### DATASET
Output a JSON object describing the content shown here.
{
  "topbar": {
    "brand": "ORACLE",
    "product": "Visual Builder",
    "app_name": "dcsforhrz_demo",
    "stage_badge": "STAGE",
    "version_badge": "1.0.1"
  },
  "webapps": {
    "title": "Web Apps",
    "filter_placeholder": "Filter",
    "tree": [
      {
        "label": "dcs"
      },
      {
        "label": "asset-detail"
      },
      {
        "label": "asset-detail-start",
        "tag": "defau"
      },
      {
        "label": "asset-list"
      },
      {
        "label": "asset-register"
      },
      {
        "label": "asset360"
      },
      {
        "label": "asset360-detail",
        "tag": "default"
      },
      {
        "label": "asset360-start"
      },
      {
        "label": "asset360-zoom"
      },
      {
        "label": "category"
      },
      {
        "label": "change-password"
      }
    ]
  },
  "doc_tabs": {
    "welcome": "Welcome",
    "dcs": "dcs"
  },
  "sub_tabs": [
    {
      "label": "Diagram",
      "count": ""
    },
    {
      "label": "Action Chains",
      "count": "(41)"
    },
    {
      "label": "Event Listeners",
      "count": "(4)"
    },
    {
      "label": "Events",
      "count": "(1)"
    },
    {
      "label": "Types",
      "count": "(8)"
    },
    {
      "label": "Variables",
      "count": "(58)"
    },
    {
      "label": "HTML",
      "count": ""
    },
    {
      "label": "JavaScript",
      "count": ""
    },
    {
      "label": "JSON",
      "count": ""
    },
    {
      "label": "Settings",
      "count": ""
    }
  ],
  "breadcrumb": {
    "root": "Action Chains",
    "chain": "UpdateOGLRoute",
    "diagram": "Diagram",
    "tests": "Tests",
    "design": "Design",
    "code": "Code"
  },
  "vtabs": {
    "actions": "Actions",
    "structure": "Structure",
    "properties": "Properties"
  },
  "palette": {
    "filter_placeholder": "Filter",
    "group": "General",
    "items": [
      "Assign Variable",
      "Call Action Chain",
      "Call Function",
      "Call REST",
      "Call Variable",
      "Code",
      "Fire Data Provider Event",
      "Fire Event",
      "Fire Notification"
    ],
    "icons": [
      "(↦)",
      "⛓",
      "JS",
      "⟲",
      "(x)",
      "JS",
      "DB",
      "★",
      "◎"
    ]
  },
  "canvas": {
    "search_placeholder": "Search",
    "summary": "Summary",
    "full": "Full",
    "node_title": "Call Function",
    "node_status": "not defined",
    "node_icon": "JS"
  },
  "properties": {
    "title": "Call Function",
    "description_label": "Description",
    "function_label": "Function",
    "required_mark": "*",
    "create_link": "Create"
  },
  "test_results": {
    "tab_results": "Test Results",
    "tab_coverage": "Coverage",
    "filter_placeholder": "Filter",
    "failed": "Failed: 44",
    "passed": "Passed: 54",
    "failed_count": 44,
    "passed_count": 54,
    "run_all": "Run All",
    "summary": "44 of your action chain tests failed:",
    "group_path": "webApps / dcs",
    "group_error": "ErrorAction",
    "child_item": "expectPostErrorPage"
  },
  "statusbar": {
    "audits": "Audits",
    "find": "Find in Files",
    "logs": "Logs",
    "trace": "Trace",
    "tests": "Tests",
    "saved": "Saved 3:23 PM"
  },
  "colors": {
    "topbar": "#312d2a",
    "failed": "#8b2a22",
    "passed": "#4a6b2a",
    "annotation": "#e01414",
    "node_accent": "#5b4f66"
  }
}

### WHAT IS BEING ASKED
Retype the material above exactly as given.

### RESULT OF THIS TASK
Output a JSON object describing the content shown here.
{
  "topbar": {
    "brand": "ORACLE",
    "product": "Visual Builder",
    "app_name": "dcsforhrz_demo",
    "stage_badge": "STAGE",
    "version_badge": "1.0.1"
  },
  "webapps": {
    "title": "Web Apps",
    "filter_placeholder": "Filter",
    "tree": [
      {
        "label": "dcs"
      },
      {
        "label": "asset-detail"
      },
      {
        "label": "asset-detail-start",
        "tag": "defau"
      },
      {
        "label": "asset-list"
      },
      {
        "label": "asset-register"
      },
      {
        "label": "asset360"
      },
      {
        "label": "asset360-detail",
        "tag": "default"
      },
      {
        "label": "asset360-start"
      },
      {
        "label": "asset360-zoom"
      },
      {
        "label": "category"
      },
      {
        "label": "change-password"
      }
    ]
  },
  "doc_tabs": {
    "welcome": "Welcome",
    "dcs": "dcs"
  },
  "sub_tabs": [
    {
      "label": "Diagram",
      "count": ""
    },
    {
      "label": "Action Chains",
      "count": "(41)"
    },
    {
      "label": "Event Listeners",
      "count": "(4)"
    },
    {
      "label": "Events",
      "count": "(1)"
    },
    {
      "label": "Types",
      "count": "(8)"
    },
    {
      "label": "Variables",
      "count": "(58)"
    },
    {
      "label": "HTML",
      "count": ""
    },
    {
      "label": "JavaScript",
      "count": ""
    },
    {
      "label": "JSON",
      "count": ""
    },
    {
      "label": "Settings",
      "count": ""
    }
  ],
  "breadcrumb": {
    "root": "Action Chains",
    "chain": "UpdateOGLRoute",
    "diagram": "Diagram",
    "tests": "Tests",
    "design": "Design",
    "code": "Code"
  },
  "vtabs": {
    "actions": "Actions",
    "structure": "Structure",
    "properties": "Properties"
  },
  "palette": {
    "filter_placeholder": "Filter",
    "group": "General",
    "items": [
      "Assign Variable",
      "Call Action Chain",
      "Call Function",
      "Call REST",
      "Call Variable",
      "Code",
      "Fire Data Provider Event",
      "Fire Event",
      "Fire Notification"
    ],
    "icons": [
      "(↦)",
      "⛓",
      "JS",
      "⟲",
      "(x)",
      "JS",
      "DB",
      "★",
      "◎"
    ]
  },
  "canvas": {
    "search_placeholder": "Search",
    "summary": "Summary",
    "full": "Full",
    "node_title": "Call Function",
    "node_status": "not defined",
    "node_icon": "JS"
  },
  "properties": {
    "title": "Call Function",
    "description_label": "Description",
    "function_label": "Function",
    "required_mark": "*",
    "create_link": "Create"
  },
  "test_results": {
    "tab_results": "Test Results",
    "tab_coverage": "Coverage",
    "filter_placeholder": "Filter",
    "failed": "Failed: 44",
    "passed": "Passed: 54",
    "failed_count": 44,
    "passed_count": 54,
    "run_all": "Run All",
    "summary": "44 of your action chain tests failed:",
    "group_path": "webApps / dcs",
    "group_error": "ErrorAction",
    "child_item": "expectPostErrorPage"
  },
  "statusbar": {
    "audits": "Audits",
    "find": "Find in Files",
    "logs": "Logs",
    "trace": "Trace",
    "tests": "Tests",
    "saved": "Saved 3:23 PM"
  },
  "colors": {
    "topbar": "#312d2a",
    "failed": "#8b2a22",
    "passed": "#4a6b2a",
    "annotation": "#e01414",
    "node_accent": "#5b4f66"
  }
}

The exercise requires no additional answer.